ASSIGNMENT:
Every entry needs to be duplicated exactly.

(Data records)
================================
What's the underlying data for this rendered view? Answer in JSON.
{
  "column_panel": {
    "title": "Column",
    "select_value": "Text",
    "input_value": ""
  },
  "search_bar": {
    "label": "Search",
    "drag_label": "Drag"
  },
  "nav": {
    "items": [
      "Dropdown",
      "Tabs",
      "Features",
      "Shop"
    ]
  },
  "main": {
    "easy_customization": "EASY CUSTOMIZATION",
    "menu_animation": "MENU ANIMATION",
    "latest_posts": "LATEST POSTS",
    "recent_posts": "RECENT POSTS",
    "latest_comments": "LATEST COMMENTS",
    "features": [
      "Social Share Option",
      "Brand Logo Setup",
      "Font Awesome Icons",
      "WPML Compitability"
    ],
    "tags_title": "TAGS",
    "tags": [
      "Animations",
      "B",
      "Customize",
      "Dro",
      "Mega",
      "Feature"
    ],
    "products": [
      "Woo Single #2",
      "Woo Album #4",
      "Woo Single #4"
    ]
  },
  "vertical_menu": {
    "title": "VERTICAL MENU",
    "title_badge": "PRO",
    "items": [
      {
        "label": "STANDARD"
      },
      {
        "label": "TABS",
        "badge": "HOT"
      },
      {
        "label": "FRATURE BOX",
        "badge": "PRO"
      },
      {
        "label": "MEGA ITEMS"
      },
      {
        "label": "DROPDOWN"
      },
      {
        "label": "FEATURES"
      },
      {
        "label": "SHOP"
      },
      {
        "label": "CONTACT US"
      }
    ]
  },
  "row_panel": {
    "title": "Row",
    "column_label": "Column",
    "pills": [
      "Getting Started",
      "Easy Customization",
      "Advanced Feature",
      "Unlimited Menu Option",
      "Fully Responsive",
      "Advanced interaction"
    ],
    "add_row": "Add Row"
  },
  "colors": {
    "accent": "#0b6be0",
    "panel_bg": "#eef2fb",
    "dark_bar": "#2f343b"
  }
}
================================
OUTPUT BELOW:
What's the underlying data for this rendered view? Answer in JSON.
{
  "column_panel": {
    "title": "Column",
    "select_value": "Text",
    "input_value": ""
  },
  "search_bar": {
    "label": "Search",
    "drag_label": "Drag"
  },
  "nav": {
    "items": [
      "Dropdown",
      "Tabs",
      "Features",
      "Shop"
    ]
  },
  "main": {
    "easy_customization": "EASY CUSTOMIZATION",
    "menu_animation": "MENU ANIMATION",
    "latest_posts": "LATEST POSTS",
    "recent_posts": "RECENT POSTS",
    "latest_comments": "LATEST COMMENTS",
    "features": [
      "Social Share Option",
      "Brand Logo Setup",
      "Font Awesome Icons",
      "WPML Compitability"
    ],
    "tags_title": "TAGS",
    "tags": [
      "Animations",
      "B",
      "Customize",
      "Dro",
      "Mega",
      "Feature"
    ],
    "products": [
      "Woo Single #2",
      "Woo Album #4",
      "Woo Single #4"
    ]
  },
  "vertical_menu": {
    "title": "VERTICAL MENU",
    "title_badge": "PRO",
    "items": [
      {
        "label": "STANDARD"
      },
      {
        "label": "TABS",
        "badge": "HOT"
      },
      {
        "label": "FRATURE BOX",
        "badge": "PRO"
      },
      {
        "label": "MEGA ITEMS"
      },
      {
        "label": "DROPDOWN"
      },
      {
        "label": "FEATURES"
      },
      {
        "label": "SHOP"
      },
      {
        "label": "CONTACT US"
      }
    ]
  },
  "row_panel": {
    "title": "Row",
    "column_label": "Column",
    "pills": [
      "Getting Started",
      "Easy Customization",
      "Advanced Feature",
      "Unlimited Menu Option",
      "Fully Responsive",
      "Advanced interaction"
    ],
    "add_row": "Add Row"
  },
  "colors": {
    "accent": "#0b6be0",
    "panel_bg": "#eef2fb",
    "dark_bar": "#2f343b"
  }
}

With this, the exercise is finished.